**PROVIDED DATA**:
——————

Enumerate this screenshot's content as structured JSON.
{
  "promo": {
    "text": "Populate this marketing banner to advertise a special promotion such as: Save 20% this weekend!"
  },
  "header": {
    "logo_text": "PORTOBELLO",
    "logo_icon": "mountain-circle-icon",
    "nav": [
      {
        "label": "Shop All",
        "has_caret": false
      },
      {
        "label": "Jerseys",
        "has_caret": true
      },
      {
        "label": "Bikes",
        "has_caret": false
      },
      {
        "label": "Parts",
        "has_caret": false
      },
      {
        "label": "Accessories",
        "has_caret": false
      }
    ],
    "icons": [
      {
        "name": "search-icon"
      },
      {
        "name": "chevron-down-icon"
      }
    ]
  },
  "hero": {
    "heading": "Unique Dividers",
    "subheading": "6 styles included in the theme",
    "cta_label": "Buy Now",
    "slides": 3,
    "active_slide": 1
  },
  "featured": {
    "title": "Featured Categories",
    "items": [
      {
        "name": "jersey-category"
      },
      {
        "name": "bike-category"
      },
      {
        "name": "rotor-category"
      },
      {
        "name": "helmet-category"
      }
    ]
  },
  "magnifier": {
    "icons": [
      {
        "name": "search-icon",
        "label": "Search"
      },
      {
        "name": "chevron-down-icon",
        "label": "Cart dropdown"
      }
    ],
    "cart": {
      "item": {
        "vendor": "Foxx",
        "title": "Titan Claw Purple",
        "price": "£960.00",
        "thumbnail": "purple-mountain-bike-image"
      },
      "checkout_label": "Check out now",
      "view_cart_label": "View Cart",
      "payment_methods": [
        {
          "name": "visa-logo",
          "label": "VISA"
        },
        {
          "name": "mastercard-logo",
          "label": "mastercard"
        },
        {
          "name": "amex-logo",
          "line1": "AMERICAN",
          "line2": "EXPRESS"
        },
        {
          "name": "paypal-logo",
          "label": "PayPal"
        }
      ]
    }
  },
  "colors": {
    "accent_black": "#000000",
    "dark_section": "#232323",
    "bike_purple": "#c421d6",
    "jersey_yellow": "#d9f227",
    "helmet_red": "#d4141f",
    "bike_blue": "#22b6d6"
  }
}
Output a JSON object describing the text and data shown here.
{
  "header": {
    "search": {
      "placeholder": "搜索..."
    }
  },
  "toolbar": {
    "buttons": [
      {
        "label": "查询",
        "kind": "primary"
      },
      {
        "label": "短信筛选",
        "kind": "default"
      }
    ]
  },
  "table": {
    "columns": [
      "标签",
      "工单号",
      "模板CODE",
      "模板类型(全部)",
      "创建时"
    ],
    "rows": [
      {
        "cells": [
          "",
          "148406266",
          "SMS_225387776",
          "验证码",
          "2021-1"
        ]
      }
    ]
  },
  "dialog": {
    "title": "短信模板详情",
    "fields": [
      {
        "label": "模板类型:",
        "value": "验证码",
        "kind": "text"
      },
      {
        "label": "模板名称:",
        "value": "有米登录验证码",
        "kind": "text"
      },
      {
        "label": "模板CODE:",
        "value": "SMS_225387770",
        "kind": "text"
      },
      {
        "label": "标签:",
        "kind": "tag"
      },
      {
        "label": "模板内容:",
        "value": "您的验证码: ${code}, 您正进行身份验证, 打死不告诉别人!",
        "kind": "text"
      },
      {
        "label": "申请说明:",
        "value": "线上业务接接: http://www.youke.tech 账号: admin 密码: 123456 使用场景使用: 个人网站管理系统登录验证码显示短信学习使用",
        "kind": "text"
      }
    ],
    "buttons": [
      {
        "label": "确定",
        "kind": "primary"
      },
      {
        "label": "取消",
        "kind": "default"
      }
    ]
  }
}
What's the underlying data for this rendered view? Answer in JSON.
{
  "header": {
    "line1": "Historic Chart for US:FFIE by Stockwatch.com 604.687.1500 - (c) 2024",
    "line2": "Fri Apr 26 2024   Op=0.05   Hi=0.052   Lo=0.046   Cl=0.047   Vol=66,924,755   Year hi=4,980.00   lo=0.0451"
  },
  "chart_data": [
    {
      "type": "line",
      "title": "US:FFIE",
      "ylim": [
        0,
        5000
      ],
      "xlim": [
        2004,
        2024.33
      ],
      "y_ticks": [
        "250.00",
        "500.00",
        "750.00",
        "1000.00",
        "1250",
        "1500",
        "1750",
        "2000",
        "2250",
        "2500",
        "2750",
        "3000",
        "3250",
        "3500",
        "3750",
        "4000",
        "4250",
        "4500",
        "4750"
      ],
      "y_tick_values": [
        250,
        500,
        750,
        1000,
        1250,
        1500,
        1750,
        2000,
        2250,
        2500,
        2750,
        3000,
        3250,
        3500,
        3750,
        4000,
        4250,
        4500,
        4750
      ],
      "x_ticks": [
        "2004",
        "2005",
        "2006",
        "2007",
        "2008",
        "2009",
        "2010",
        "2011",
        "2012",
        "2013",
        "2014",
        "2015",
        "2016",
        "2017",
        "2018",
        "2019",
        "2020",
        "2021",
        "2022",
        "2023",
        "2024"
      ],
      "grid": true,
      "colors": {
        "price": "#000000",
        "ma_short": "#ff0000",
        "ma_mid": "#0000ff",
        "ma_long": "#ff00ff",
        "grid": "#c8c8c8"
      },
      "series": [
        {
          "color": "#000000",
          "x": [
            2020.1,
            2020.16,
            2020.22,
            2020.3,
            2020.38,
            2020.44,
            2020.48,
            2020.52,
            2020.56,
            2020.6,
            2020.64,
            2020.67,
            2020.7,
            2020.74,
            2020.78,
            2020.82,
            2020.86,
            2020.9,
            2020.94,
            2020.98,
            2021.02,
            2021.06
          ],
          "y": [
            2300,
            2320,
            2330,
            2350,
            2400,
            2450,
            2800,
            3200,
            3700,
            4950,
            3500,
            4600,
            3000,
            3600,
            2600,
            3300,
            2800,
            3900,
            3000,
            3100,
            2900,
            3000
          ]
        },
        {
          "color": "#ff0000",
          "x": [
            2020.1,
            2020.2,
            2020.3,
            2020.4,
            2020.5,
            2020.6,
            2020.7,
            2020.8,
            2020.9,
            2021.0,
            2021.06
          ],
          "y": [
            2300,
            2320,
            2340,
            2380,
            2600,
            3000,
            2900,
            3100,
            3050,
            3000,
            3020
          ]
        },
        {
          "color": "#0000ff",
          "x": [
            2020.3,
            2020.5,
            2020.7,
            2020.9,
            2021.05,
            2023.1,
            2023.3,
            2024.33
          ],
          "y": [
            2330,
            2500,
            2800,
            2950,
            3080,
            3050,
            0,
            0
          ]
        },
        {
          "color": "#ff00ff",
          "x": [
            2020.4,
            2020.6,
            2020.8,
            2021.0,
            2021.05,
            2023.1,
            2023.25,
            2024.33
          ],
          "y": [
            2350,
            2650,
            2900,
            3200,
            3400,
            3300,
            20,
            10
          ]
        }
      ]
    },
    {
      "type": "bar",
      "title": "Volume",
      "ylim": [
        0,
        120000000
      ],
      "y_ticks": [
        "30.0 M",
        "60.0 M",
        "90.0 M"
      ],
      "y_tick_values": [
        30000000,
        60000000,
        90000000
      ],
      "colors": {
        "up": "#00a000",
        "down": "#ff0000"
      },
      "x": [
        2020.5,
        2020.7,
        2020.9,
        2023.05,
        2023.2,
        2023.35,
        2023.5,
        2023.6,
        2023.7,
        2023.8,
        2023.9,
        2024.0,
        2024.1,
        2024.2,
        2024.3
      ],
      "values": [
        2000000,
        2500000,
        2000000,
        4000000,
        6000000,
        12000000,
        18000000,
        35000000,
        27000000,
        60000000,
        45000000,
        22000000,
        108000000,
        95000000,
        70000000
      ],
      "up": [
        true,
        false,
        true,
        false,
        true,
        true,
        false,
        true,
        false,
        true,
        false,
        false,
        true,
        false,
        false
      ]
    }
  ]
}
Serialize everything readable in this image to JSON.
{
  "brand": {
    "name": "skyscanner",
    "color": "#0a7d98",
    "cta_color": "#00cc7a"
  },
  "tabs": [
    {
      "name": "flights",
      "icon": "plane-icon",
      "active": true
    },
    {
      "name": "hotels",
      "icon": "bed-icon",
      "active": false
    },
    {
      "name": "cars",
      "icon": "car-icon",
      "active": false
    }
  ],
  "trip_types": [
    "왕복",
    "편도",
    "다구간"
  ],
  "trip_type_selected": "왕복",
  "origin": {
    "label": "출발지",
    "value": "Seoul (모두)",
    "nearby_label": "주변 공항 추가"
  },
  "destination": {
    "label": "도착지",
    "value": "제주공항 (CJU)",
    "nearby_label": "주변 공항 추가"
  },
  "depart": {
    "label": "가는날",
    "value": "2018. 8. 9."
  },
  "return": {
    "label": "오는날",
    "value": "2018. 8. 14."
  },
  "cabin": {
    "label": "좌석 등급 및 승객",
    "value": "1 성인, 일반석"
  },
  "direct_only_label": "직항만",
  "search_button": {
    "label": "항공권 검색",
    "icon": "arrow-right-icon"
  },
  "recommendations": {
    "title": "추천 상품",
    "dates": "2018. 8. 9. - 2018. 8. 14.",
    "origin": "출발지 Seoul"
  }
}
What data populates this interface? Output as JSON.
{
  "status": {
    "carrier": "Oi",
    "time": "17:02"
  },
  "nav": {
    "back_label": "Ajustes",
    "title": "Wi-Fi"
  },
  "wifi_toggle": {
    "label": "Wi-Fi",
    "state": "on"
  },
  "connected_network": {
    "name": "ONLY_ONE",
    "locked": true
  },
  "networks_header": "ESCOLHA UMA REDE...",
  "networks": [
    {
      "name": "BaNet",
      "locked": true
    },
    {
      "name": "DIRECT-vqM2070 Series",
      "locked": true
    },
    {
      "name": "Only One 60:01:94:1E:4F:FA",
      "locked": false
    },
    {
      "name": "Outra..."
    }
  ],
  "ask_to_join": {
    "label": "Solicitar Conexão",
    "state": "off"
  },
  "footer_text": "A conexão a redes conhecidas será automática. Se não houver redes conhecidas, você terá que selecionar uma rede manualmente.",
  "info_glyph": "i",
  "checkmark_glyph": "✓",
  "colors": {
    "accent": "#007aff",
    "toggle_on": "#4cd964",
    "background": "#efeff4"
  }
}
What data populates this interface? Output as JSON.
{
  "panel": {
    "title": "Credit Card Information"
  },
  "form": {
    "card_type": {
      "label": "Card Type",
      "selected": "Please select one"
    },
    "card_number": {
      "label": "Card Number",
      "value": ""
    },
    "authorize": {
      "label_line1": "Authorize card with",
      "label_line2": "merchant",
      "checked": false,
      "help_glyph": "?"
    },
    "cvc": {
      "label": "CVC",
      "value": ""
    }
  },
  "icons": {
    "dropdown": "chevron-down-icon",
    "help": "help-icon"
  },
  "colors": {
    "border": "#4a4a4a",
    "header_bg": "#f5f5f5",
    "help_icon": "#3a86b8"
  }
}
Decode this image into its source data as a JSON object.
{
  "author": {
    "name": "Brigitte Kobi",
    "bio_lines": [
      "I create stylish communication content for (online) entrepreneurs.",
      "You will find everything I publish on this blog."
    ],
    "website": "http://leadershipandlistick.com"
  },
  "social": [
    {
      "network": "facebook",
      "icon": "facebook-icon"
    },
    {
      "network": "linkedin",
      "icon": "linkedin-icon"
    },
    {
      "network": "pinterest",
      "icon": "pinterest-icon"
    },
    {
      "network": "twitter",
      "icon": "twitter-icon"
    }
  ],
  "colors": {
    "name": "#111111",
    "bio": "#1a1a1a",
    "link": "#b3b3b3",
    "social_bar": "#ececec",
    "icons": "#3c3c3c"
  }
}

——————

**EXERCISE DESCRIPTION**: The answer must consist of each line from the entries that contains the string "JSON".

**ANSWER BELOW**:
Enumerate this screenshot's content as structured JSON.
Output a JSON object describing the text and data shown here.
What's the underlying data for this rendered view? Answer in JSON.
Serialize everything readable in this image to JSON.
What data populates this interface? Output as JSON.
What data populates this interface? Output as JSON.
Decode this image into its source data as a JSON object.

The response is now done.